Cal Poly Science Cafe took a field trip this past Saturday, May 10, to the second annual San Luis Obispo Mini Maker Faire.
Cal Poly Science Cafe brought Pete Hawkes, an interaction designer and artist based in LA, to the faire to teach us about binary code through a dance and arduino-powered device. Makers of all ages participated in the Binary Dance to learn how computers store complex data with 1s and 0s.
What is the benefit of educational games? How do art and computer science interact? And most importantly, what is “the binary dance?”
Pete Hawkes, our Cal Poly Science Cafe guest at the second annual San Luis Obispo Mini Maker Faire on May 10, explains all that and more in this interview.
Yesterday I went to a meeting of the Liberal Arts and Engineering Studies (LAES) 301/302 Project Learning class, taught by Grace Yeh and Michael Haungs, and held in a computer lab here at Kennedy Library. Students gave their proposal presentations for supporting both the San Luis Obispo Mini Maker Faire and our upcoming spring exhibit, called Objects of Affection.

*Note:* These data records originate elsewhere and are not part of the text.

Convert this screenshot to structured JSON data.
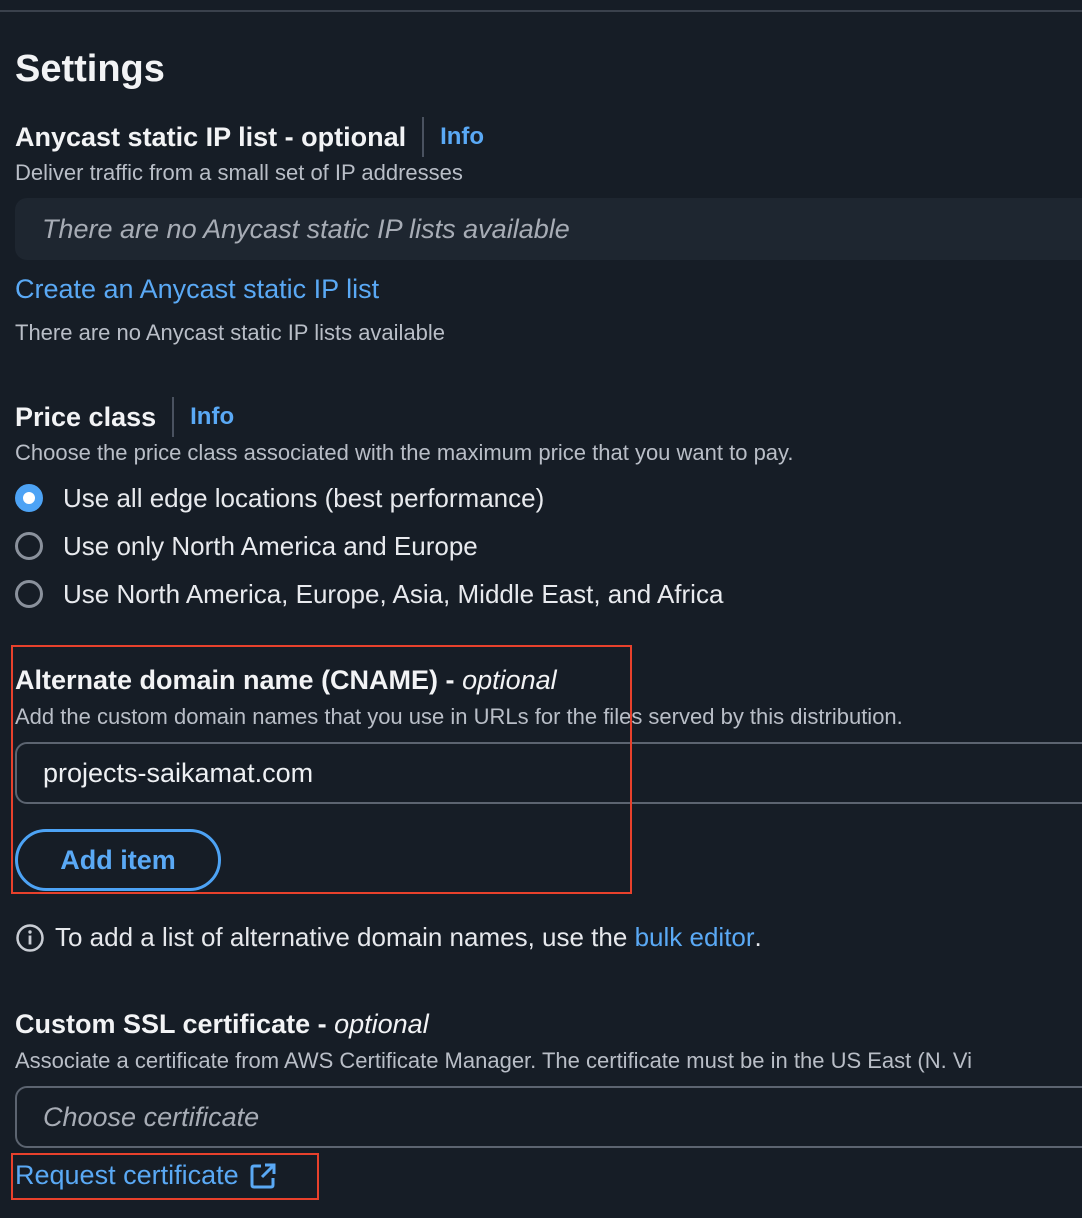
{
  "page": {
    "title": "Settings"
  },
  "anycast": {
    "label": "Anycast static IP list - optional",
    "info": "Info",
    "description": "Deliver traffic from a small set of IP addresses",
    "empty_box_text": "There are no Anycast static IP lists available",
    "create_link": "Create an Anycast static IP list",
    "status_text": "There are no Anycast static IP lists available"
  },
  "price_class": {
    "label": "Price class",
    "info": "Info",
    "description": "Choose the price class associated with the maximum price that you want to pay.",
    "options": [
      {
        "label": "Use all edge locations (best performance)",
        "selected": true
      },
      {
        "label": "Use only North America and Europe",
        "selected": false
      },
      {
        "label": "Use North America, Europe, Asia, Middle East, and Africa",
        "selected": false
      }
    ]
  },
  "cname": {
    "label_main": "Alternate domain name (CNAME) -",
    "label_optional": "optional",
    "description": "Add the custom domain names that you use in URLs for the files served by this distribution.",
    "value": "projects-saikamat.com",
    "add_button": "Add item",
    "note_prefix": "To add a list of alternative domain names, use the",
    "note_link": "bulk editor",
    "note_suffix": "."
  },
  "ssl": {
    "label_main": "Custom SSL certificate -",
    "label_optional": "optional",
    "description": "Associate a certificate from AWS Certificate Manager. The certificate must be in the US East (N. Vi",
    "placeholder": "Choose certificate",
    "request_link": "Request certificate"
  },
  "colors": {
    "background": "#161d26",
    "link": "#5aa9f5",
    "accent": "#4da3f5",
    "highlight": "#e8412c"
  },
  "icons": [
    "info-circle-icon",
    "external-link-icon"
  ]
}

Cal Poly Science Café at Kennedy Library offers interactive experiences with an expert – taste coffee, build an imaginary city with found objects, offer ideas on how to collect E.coli samples – and now, be a part of a crowd-sourced game at SLO Mini Maker Faire!
UPDATE: It happened! You can read (and watch all about it on Out Loud). Read more